$1 goal kickstarts were certainly a thing. They make a lot of sense; if you get even a single backer, you are guaranteed to succeed. If you work how I do, self-fund everything and then recoup, and reinvest previous earnings into the next project, then the real goal is kind of moot. You will reinvest what you have, not plan for some theoretical goal that you don’t know if you will hit or not.
As an indie publisher, you will probably end up with a vast library of stock art that you can use, modify and edit, so art budgets are flexible. I don’t use AI art, but I am guessing that it will become normalized in the not-too-distant future.
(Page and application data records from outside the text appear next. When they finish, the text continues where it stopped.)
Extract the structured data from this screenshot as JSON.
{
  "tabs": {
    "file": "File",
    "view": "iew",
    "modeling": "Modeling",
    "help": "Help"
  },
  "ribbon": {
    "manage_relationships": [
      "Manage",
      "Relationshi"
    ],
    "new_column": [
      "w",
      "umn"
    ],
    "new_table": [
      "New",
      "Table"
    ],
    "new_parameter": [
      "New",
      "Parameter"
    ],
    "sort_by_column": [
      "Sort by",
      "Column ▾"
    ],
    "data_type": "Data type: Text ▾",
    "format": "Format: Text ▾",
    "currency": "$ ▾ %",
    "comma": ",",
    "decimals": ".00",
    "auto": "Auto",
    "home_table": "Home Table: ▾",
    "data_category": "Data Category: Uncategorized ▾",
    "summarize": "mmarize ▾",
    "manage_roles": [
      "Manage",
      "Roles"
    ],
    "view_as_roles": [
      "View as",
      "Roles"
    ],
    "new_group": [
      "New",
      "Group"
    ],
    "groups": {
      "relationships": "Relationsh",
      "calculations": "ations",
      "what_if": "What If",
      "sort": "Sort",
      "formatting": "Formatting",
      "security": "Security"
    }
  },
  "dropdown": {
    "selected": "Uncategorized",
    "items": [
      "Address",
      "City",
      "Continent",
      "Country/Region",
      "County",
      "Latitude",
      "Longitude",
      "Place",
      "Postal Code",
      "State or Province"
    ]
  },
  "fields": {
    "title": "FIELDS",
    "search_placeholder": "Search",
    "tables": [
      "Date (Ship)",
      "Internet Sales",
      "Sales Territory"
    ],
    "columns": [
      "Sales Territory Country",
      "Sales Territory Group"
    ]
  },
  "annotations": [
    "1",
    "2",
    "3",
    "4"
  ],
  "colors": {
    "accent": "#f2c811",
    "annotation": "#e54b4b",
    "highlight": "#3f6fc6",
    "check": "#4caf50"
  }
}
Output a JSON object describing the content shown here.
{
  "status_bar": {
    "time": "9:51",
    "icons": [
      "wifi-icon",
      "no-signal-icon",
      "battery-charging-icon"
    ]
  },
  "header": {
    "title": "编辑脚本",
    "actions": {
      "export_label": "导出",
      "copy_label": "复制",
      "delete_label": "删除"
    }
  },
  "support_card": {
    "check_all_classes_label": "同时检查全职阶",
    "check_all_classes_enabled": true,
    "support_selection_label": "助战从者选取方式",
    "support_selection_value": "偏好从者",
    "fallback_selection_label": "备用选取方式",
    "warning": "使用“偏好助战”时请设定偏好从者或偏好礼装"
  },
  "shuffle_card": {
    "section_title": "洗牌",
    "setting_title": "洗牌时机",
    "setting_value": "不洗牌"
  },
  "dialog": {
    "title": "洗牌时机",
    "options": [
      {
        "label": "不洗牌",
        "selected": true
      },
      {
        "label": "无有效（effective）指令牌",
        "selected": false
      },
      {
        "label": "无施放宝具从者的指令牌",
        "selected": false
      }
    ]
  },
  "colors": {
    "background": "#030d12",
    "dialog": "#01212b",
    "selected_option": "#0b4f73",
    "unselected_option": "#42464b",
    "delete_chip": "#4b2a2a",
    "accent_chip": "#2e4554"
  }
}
The absolute key to making more money on Kickstarter is an audience. Kickstarter can bring you some people, but you are expected to bring most of your audience.
Kickstarter allows you to email all your backers once after your project.
You can reach out to your backers and ask them if they want to be on a mailing list for your future kickstarters.
In my first Kickstarter, 71% of people said yet to that question.
If that was not unusual, then you can rinse and repeat small goal kickstarters to build an ever bigger mailing list and reach ever bigger funding goals.
Having more money coming in is almost a secondary benefit for these early projects because they could fund for $1, $5, $50, or thousands. That is out of your control.
What is true is that your funding should increase with your audience size, if you continue to appeal to that same niche.
So, that was my goal.
I set everything up, and Kickstarter came back and said “no!”. They do not allow $1 goals anymore. They didn’t explicitly say that, but I was told that my $1 goal goes against the spirit of Kickstarter and to revisit my goal, or they won’t approve the project.
I should find out in 2 days if $50, and the explanation that I am trying to recoup costs will be sufficient.
We will see….